(Beginning of SOURCE MATERIAL)

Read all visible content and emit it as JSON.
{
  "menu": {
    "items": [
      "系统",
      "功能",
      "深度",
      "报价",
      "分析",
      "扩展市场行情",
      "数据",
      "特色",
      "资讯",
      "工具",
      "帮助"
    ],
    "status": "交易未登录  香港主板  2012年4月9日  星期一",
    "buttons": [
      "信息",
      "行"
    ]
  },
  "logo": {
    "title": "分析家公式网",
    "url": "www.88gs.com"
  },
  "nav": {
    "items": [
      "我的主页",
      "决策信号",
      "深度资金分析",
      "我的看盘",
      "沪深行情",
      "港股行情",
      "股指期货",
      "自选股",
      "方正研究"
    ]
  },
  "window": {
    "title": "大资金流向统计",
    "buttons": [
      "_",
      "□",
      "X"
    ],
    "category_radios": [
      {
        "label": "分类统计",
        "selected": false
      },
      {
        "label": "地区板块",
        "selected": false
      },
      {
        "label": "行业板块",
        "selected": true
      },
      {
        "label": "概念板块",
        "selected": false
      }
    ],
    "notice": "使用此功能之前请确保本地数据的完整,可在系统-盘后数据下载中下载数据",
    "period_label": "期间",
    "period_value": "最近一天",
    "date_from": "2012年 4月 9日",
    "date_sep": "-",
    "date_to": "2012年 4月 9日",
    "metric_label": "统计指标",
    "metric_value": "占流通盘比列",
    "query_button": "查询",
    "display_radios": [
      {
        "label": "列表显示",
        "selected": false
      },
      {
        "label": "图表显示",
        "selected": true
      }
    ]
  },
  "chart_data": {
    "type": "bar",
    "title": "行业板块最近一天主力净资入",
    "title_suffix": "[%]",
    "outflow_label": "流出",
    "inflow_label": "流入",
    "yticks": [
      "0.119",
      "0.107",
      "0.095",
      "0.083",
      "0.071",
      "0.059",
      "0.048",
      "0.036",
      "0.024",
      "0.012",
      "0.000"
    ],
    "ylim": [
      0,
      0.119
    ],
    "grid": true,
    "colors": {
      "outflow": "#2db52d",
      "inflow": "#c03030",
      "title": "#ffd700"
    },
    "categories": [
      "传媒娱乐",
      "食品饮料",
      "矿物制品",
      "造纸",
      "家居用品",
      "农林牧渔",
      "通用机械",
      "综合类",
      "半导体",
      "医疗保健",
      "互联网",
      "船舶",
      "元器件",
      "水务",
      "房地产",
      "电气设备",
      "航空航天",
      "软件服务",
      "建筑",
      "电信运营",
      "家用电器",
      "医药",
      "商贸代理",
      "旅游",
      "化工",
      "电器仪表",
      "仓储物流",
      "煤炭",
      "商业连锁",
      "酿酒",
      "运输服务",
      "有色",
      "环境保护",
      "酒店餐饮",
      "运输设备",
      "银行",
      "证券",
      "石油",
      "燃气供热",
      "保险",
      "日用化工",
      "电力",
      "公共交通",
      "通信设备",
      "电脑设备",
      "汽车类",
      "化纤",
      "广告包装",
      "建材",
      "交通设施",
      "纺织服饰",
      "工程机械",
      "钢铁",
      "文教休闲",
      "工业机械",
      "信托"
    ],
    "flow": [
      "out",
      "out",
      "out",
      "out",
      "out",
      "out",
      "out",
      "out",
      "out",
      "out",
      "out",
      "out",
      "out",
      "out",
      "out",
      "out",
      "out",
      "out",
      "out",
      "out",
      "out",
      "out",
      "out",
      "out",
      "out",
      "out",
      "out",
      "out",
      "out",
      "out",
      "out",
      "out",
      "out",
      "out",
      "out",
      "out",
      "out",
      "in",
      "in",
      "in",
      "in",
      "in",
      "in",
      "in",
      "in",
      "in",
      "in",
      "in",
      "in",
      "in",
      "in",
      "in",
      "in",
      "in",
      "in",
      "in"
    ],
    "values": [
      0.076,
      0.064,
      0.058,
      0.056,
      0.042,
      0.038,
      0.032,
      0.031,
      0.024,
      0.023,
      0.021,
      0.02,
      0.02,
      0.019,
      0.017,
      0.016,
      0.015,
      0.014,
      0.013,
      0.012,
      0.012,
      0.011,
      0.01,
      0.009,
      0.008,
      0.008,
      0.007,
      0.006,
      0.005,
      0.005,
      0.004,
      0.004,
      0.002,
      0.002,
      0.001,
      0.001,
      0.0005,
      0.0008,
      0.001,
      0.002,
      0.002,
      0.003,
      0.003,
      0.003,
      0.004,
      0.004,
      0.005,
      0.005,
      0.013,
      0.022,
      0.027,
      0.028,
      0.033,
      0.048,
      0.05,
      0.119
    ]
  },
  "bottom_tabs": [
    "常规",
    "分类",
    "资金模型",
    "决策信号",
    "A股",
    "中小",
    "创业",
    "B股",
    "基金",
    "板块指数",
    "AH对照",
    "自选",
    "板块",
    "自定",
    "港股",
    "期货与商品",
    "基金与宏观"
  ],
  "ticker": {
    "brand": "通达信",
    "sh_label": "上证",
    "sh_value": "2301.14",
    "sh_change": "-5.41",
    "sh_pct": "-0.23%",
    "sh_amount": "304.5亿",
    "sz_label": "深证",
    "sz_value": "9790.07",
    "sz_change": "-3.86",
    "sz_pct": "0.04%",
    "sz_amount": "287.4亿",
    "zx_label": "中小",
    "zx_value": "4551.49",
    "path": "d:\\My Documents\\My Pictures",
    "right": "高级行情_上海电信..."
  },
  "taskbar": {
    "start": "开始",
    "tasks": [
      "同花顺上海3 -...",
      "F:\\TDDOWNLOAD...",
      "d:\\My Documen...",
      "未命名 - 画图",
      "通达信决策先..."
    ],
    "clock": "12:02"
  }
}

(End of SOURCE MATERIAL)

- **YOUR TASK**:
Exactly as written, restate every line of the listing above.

- **ANSWER FOR THE TASK**:
Read all visible content and emit it as JSON.
{
  "menu": {
    "items": [
      "系统",
      "功能",
      "深度",
      "报价",
      "分析",
      "扩展市场行情",
      "数据",
      "特色",
      "资讯",
      "工具",
      "帮助"
    ],
    "status": "交易未登录  香港主板  2012年4月9日  星期一",
    "buttons": [
      "信息",
      "行"
    ]
  },
  "logo": {
    "title": "分析家公式网",
    "url": "www.88gs.com"
  },
  "nav": {
    "items": [
      "我的主页",
      "决策信号",
      "深度资金分析",
      "我的看盘",
      "沪深行情",
      "港股行情",
      "股指期货",
      "自选股",
      "方正研究"
    ]
  },
  "window": {
    "title": "大资金流向统计",
    "buttons": [
      "_",
      "□",
      "X"
    ],
    "category_radios": [
      {
        "label": "分类统计",
        "selected": false
      },
      {
        "label": "地区板块",
        "selected": false
      },
      {
        "label": "行业板块",
        "selected": true
      },
      {
        "label": "概念板块",
        "selected": false
      }
    ],
    "notice": "使用此功能之前请确保本地数据的完整,可在系统-盘后数据下载中下载数据",
    "period_label": "期间",
    "period_value": "最近一天",
    "date_from": "2012年 4月 9日",
    "date_sep": "-",
    "date_to": "2012年 4月 9日",
    "metric_label": "统计指标",
    "metric_value": "占流通盘比列",
    "query_button": "查询",
    "display_radios": [
      {
        "label": "列表显示",
        "selected": false
      },
      {
        "label": "图表显示",
        "selected": true
      }
    ]
  },
  "chart_data": {
    "type": "bar",
    "title": "行业板块最近一天主力净资入",
    "title_suffix": "[%]",
    "outflow_label": "流出",
    "inflow_label": "流入",
    "yticks": [
      "0.119",
      "0.107",
      "0.095",
      "0.083",
      "0.071",
      "0.059",
      "0.048",
      "0.036",
      "0.024",
      "0.012",
      "0.000"
    ],
    "ylim": [
      0,
      0.119
    ],
    "grid": true,
    "colors": {
      "outflow": "#2db52d",
      "inflow": "#c03030",
      "title": "#ffd700"
    },
    "categories": [
      "传媒娱乐",
      "食品饮料",
      "矿物制品",
      "造纸",
      "家居用品",
      "农林牧渔",
      "通用机械",
      "综合类",
      "半导体",
      "医疗保健",
      "互联网",
      "船舶",
      "元器件",
      "水务",
      "房地产",
      "电气设备",
      "航空航天",
      "软件服务",
      "建筑",
      "电信运营",
      "家用电器",
      "医药",
      "商贸代理",
      "旅游",
      "化工",
      "电器仪表",
      "仓储物流",
      "煤炭",
      "商业连锁",
      "酿酒",
      "运输服务",
      "有色",
      "环境保护",
      "酒店餐饮",
      "运输设备",
      "银行",
      "证券",
      "石油",
      "燃气供热",
      "保险",
      "日用化工",
      "电力",
      "公共交通",
      "通信设备",
      "电脑设备",
      "汽车类",
      "化纤",
      "广告包装",
      "建材",
      "交通设施",
      "纺织服饰",
      "工程机械",
      "钢铁",
      "文教休闲",
      "工业机械",
      "信托"
    ],
    "flow": [
      "out",
      "out",
      "out",
      "out",
      "out",
      "out",
      "out",
      "out",
      "out",
      "out",
      "out",
      "out",
      "out",
      "out",
      "out",
      "out",
      "out",
      "out",
      "out",
      "out",
      "out",
      "out",
      "out",
      "out",
      "out",
      "out",
      "out",
      "out",
      "out",
      "out",
      "out",
      "out",
      "out",
      "out",
      "out",
      "out",
      "out",
      "in",
      "in",
      "in",
      "in",
      "in",
      "in",
      "in",
      "in",
      "in",
      "in",
      "in",
      "in",
      "in",
      "in",
      "in",
      "in",
      "in",
      "in",
      "in"
    ],
    "values": [
      0.076,
      0.064,
      0.058,
      0.056,
      0.042,
      0.038,
      0.032,
      0.031,
      0.024,
      0.023,
      0.021,
      0.02,
      0.02,
      0.019,
      0.017,
      0.016,
      0.015,
      0.014,
      0.013,
      0.012,
      0.012,
      0.011,
      0.01,
      0.009,
      0.008,
      0.008,
      0.007,
      0.006,
      0.005,
      0.005,
      0.004,
      0.004,
      0.002,
      0.002,
      0.001,
      0.001,
      0.0005,
      0.0008,
      0.001,
      0.002,
      0.002,
      0.003,
      0.003,
      0.003,
      0.004,
      0.004,
      0.005,
      0.005,
      0.013,
      0.022,
      0.027,
      0.028,
      0.033,
      0.048,
      0.05,
      0.119
    ]
  },
  "bottom_tabs": [
    "常规",
    "分类",
    "资金模型",
    "决策信号",
    "A股",
    "中小",
    "创业",
    "B股",
    "基金",
    "板块指数",
    "AH对照",
    "自选",
    "板块",
    "自定",
    "港股",
    "期货与商品",
    "基金与宏观"
  ],
  "ticker": {
    "brand": "通达信",
    "sh_label": "上证",
    "sh_value": "2301.14",
    "sh_change": "-5.41",
    "sh_pct": "-0.23%",
    "sh_amount": "304.5亿",
    "sz_label": "深证",
    "sz_value": "9790.07",
    "sz_change": "-3.86",
    "sz_pct": "0.04%",
    "sz_amount": "287.4亿",
    "zx_label": "中小",
    "zx_value": "4551.49",
    "path": "d:\\My Documents\\My Pictures",
    "right": "高级行情_上海电信..."
  },
  "taskbar": {
    "start": "开始",
    "tasks": [
      "同花顺上海3 -...",
      "F:\\TDDOWNLOAD...",
      "d:\\My Documen...",
      "未命名 - 画图",
      "通达信决策先..."
    ],
    "clock": "12:02"
  }
}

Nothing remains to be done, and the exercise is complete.